Portland claims to thrive on weird. Tattoos, long beards, sandals and fleece. And there's the odd vegan strip club and naked bike ride. But to a visitor from New Orleans, city of crazy, Portland feels tame and easygoing. Even the dogs chill out.
In my last blog post, I tempted readers with Portland's food and wine. (If you didn't catch it, go here.)
But when we weren't eating and drinking, we wandered from one side of town to the other, without a goal, and paused any place that caught our eye. First stop was MadeHerePDX, a shop for locally crafted accessories, apparel, kitchen tools, and more.
(2 Photos from MadeHerePDX website)
We browsed the tables of food treats and handcrafted wooden tools and talked to one of the artists about his mini indoor planters. He gave us tips for Portland and vowed to visit New Orleans some day.
From there we walked a block and ducked into Powell's City of Books, the largest independent used and new bookstore in the world.
And, that's where the day ended...or would have if my entourage hadn't yanked me out of the children's section hours later. I swear, I was just getting started. You wouldn't believe what they have in the huge picture book and graphic book sections, or in the used German book section, or the music section, or the...
I wanted to pull up a sleeper couch and stay all night (sigh). Before I left, I consoled myself with three bedtime-reading treats. And that night I dreamed of living in Powell's.
We picked a cooler morning to hike from our rented apartment in the southwest neighborhood to Portland's Rose Garden.
The scent lured us to linger, and oh, the colors!
We continued through Washington Park up into the oasis of the Japanese Garden.
I was pleased to find that cell phones are forbidden and conversations but a murmur.
The sculpted sand and stone gardens and shaded paths remind visitors to turn inward and contemplate a connection to nature. The clipped shrubs and trees highlight seasonal beauty and an ever-changing natural flow.
The Japanese Garden hosts a yearly schedule of tea ceremonies, traditional Japanese festivals, art exhibits, and even maple pruning workshops. Check their list of events before you go.
We made one more stop in Washington Park before we tired out. The Oregon Zoo is a short shuttle ride (free) from the Japanese Garden, so we hopped on.
The lucky ones paddled lazily on the ponds...
or dove deep for cooler temperatures.

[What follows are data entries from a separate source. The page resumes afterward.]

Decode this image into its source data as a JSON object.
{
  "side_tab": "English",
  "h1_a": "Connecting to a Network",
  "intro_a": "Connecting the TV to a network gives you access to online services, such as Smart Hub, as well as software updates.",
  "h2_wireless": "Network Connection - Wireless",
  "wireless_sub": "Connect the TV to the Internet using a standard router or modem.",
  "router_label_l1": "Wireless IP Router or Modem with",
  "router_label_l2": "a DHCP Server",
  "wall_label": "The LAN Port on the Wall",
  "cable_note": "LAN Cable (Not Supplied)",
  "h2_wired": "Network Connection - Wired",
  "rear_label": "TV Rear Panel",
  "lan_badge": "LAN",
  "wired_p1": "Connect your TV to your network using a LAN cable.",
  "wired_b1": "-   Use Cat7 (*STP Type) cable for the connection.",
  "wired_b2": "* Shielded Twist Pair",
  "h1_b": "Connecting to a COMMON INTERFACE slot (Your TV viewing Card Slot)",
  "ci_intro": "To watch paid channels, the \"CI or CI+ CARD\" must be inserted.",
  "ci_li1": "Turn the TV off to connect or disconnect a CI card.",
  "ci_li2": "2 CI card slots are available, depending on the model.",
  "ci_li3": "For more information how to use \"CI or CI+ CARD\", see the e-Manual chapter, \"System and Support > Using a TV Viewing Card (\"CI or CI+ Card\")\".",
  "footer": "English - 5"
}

After days of walking in the heat, we finally rented a car to view Portland from the hillside neighborhoods. We drove out historied Burnside Street, past the road for the Pittock Mansion, which had closed for the evening. We discovered lovely, manicured properties, but found a better view of the city when we drove up Vista Avenue to Council Crest Park. The park has hiking trails and dog runs. And cyclists are well rewarded with beauty after braving the twisting roads.
One night, we strolled into the Pearl District for its art, food, and music. The brew pubs were spilling people out onto the street and parking was at a premium. East Burnside is another area that draws Portlanders to eat and drink. We didn't make it to LePigeon or Noble Rot but heard great reviews.
On July 4th, we followed a crowd onto the Hawthorne Bridge and waited for the fun.
The sky erupted sometime after ten, and we oohed and clapped with the locals for almost an hour. The late night air brought relief from the heat, but we packed the next morning for our escape into nature.
Stay tuned forPart III - Escaping, on Saturday July 25.